■ **Exercise brief**: A word-for-word copy of every entry below is required; the images do not belong in it.

■ **Component data from apps and pages**:
========
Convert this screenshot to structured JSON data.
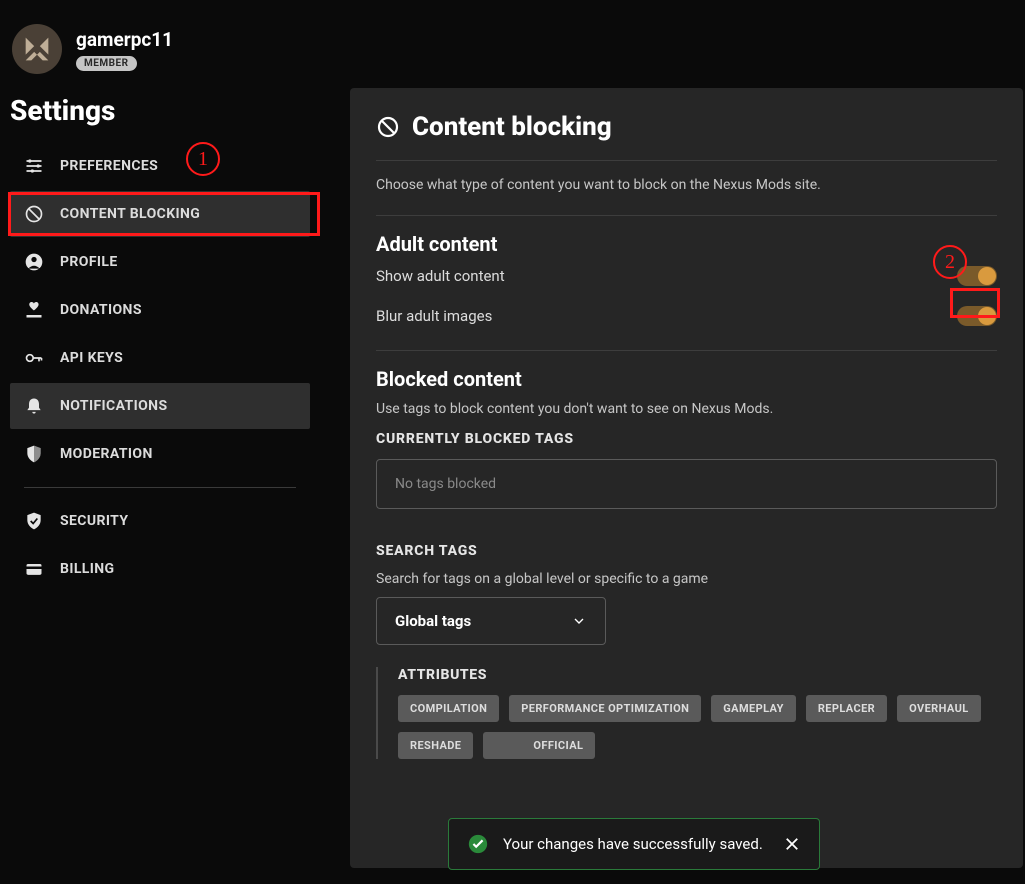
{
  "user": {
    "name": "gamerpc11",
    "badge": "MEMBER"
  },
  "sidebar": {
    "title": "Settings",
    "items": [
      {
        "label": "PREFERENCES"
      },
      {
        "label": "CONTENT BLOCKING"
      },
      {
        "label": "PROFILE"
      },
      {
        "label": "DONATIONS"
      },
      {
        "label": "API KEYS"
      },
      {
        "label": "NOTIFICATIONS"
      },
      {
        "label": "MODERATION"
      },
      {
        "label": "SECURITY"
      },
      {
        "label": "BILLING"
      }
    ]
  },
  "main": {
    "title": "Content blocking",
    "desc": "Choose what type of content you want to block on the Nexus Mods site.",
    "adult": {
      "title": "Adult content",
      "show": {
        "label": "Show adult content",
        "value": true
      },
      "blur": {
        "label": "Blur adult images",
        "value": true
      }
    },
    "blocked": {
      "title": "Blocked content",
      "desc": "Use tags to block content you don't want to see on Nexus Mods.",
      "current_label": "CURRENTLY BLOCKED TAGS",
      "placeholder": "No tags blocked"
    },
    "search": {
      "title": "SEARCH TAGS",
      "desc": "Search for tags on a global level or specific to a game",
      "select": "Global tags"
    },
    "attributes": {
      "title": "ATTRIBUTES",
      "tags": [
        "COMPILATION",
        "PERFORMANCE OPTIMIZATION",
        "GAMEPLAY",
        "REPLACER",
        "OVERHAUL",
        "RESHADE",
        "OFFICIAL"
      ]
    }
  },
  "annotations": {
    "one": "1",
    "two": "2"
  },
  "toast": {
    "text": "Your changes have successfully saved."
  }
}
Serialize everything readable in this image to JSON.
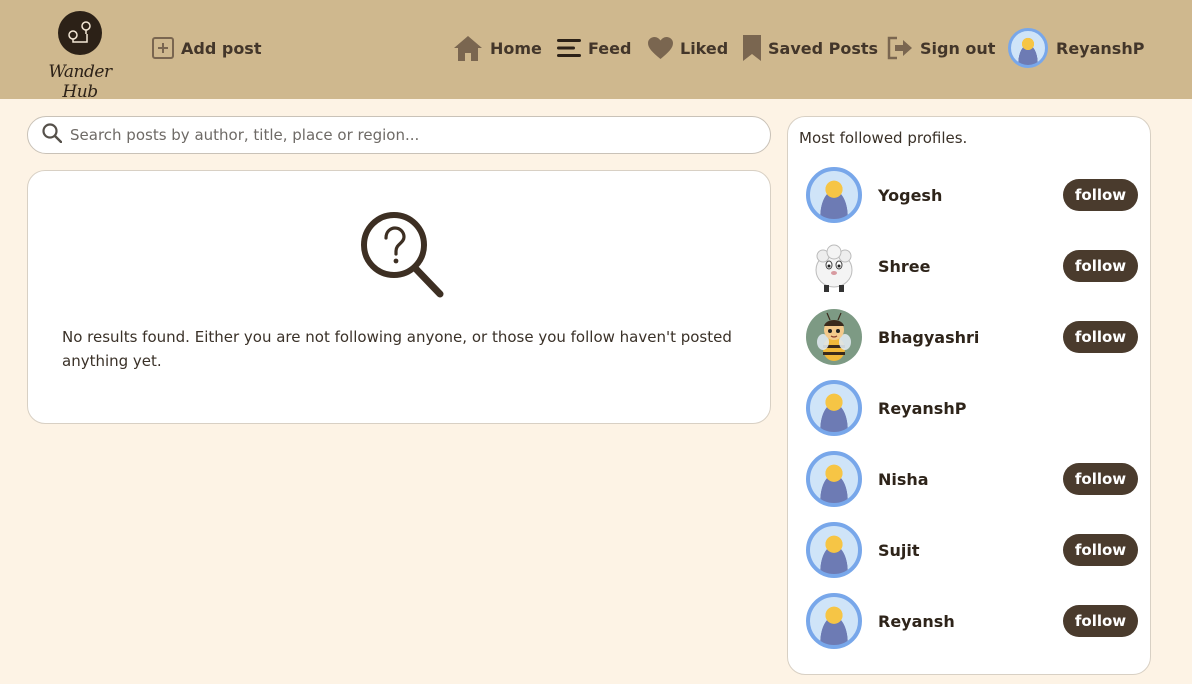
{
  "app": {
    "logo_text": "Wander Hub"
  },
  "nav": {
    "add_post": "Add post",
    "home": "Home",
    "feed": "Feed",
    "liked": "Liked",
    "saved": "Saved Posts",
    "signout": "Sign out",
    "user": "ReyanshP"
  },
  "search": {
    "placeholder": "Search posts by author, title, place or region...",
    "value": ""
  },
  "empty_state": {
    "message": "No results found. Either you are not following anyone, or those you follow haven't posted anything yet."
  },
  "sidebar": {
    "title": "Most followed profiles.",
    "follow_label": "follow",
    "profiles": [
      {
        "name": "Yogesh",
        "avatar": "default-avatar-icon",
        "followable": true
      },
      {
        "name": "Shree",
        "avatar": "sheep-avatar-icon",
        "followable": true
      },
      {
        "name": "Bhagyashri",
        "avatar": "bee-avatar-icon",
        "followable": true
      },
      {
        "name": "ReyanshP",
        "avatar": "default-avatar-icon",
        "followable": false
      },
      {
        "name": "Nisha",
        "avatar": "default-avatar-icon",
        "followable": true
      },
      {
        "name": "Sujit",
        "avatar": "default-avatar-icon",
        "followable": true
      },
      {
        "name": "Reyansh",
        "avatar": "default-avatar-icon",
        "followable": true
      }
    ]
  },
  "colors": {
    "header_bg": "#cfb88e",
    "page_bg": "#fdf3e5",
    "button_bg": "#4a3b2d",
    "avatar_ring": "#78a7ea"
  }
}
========
■ **Task answer**:
Convert this screenshot to structured JSON data.
{
  "user": {
    "name": "gamerpc11",
    "badge": "MEMBER"
  },
  "sidebar": {
    "title": "Settings",
    "items": [
      {
        "label": "PREFERENCES"
      },
      {
        "label": "CONTENT BLOCKING"
      },
      {
        "label": "PROFILE"
      },
      {
        "label": "DONATIONS"
      },
      {
        "label": "API KEYS"
      },
      {
        "label": "NOTIFICATIONS"
      },
      {
        "label": "MODERATION"
      },
      {
        "label": "SECURITY"
      },
      {
        "label": "BILLING"
      }
    ]
  },
  "main": {
    "title": "Content blocking",
    "desc": "Choose what type of content you want to block on the Nexus Mods site.",
    "adult": {
      "title": "Adult content",
      "show": {
        "label": "Show adult content",
        "value": true
      },
      "blur": {
        "label": "Blur adult images",
        "value": true
      }
    },
    "blocked": {
      "title": "Blocked content",
      "desc": "Use tags to block content you don't want to see on Nexus Mods.",
      "current_label": "CURRENTLY BLOCKED TAGS",
      "placeholder": "No tags blocked"
    },
    "search": {
      "title": "SEARCH TAGS",
      "desc": "Search for tags on a global level or specific to a game",
      "select": "Global tags"
    },
    "attributes": {
      "title": "ATTRIBUTES",
      "tags": [
        "COMPILATION",
        "PERFORMANCE OPTIMIZATION",
        "GAMEPLAY",
        "REPLACER",
        "OVERHAUL",
        "RESHADE",
        "OFFICIAL"
      ]
    }
  },
  "annotations": {
    "one": "1",
    "two": "2"
  },
  "toast": {
    "text": "Your changes have successfully saved."
  }
}
Serialize everything readable in this image to JSON.
{
  "app": {
    "logo_text": "Wander Hub"
  },
  "nav": {
    "add_post": "Add post",
    "home": "Home",
    "feed": "Feed",
    "liked": "Liked",
    "saved": "Saved Posts",
    "signout": "Sign out",
    "user": "ReyanshP"
  },
  "search": {
    "placeholder": "Search posts by author, title, place or region...",
    "value": ""
  },
  "empty_state": {
    "message": "No results found. Either you are not following anyone, or those you follow haven't posted anything yet."
  },
  "sidebar": {
    "title": "Most followed profiles.",
    "follow_label": "follow",
    "profiles": [
      {
        "name": "Yogesh",
        "avatar": "default-avatar-icon",
        "followable": true
      },
      {
        "name": "Shree",
        "avatar": "sheep-avatar-icon",
        "followable": true
      },
      {
        "name": "Bhagyashri",
        "avatar": "bee-avatar-icon",
        "followable": true
      },
      {
        "name": "ReyanshP",
        "avatar": "default-avatar-icon",
        "followable": false
      },
      {
        "name": "Nisha",
        "avatar": "default-avatar-icon",
        "followable": true
      },
      {
        "name": "Sujit",
        "avatar": "default-avatar-icon",
        "followable": true
      },
      {
        "name": "Reyansh",
        "avatar": "default-avatar-icon",
        "followable": true
      }
    ]
  },
  "colors": {
    "header_bg": "#cfb88e",
    "page_bg": "#fdf3e5",
    "button_bg": "#4a3b2d",
    "avatar_ring": "#78a7ea"
  }
}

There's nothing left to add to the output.